What is Diabetes?
Diabetes is the result of the body’s inability to produce sufficient amounts of insulin, or use it efficiently. Insulin is a hormone that plays a key role in the body’s ability to metabolize certain foods, particularly sugar and carbohydrates. When insulin levels are unstable, blood glucose is high, and this gives rise to diabetes.
How diabetes can affect your vision
Diabetes can damage the blood vessels that support the retina, leading to diabetic retinopathy. This is the most common eye disease attributed to diabetes. The presence of diabetes can result in the inflammation or leakage of the blood vessels. If this condition is not treated it can cause vision loss (learn more).
Glaucoma and cataracts can also be caused by diabetes. Glaucoma results from a build-up of pressure in the eye, due to the inadequate drainage of fluid. This can end up damaging the optic nerve. People with diabetes often develop open angle glaucoma.
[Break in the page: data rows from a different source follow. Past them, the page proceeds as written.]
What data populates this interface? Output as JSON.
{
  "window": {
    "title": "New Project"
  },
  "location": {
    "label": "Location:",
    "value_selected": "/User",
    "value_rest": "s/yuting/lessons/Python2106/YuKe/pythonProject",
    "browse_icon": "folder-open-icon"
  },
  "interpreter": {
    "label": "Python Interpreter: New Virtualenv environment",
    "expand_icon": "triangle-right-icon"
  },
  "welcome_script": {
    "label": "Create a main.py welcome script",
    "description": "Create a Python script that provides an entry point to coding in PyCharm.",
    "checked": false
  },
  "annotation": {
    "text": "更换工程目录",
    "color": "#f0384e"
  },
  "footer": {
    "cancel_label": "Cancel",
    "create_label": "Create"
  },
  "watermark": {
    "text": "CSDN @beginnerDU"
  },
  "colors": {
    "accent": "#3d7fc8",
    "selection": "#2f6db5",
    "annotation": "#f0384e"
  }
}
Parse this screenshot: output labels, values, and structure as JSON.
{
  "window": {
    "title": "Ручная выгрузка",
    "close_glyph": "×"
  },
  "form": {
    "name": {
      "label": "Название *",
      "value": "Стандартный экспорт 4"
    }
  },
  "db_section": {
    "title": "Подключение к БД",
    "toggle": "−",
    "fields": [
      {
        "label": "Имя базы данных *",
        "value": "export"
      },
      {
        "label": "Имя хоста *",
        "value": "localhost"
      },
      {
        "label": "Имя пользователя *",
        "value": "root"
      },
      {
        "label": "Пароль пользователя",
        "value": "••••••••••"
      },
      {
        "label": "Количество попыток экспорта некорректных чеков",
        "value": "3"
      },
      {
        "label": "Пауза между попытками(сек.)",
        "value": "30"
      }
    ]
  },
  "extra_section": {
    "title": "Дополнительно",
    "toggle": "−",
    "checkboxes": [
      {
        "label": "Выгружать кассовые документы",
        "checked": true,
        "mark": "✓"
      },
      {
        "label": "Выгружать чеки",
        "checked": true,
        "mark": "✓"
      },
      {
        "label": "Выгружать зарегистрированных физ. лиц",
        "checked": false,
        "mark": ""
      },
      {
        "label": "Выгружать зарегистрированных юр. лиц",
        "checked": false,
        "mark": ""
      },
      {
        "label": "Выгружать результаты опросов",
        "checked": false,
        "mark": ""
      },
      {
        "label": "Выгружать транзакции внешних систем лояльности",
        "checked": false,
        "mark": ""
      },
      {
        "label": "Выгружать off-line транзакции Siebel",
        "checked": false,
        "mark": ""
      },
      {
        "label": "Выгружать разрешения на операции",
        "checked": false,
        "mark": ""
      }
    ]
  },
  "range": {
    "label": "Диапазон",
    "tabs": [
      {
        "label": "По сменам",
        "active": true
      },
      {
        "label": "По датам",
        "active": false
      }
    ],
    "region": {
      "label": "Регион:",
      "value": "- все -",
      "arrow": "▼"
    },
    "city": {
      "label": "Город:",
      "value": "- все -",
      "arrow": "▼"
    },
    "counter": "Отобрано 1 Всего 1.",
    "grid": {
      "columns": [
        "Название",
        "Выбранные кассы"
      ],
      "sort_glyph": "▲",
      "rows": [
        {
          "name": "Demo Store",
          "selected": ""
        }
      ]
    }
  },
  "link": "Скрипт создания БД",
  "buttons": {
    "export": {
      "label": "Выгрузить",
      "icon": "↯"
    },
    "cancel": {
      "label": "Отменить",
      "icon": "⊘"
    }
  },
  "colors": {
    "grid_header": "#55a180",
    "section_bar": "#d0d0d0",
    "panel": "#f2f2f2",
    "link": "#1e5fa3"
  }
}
Although cataracts are common among the over 60 population, people with diabetes often develop the condition at a much younger age. A cataract is a clouding of the lens of the eye, which leads to diminished vision. It very often requires surgery to replace the affected lens with an intraocular lens implant or IOL.
Contact the Center for Ophthalmology and Laser Surgery, Lighthouse Point, FL, to learn more about how diabetes can affect your vision. Why not give them a call today at 954-786-5353, and schedule an appointment with Dr. Michael Loeffler.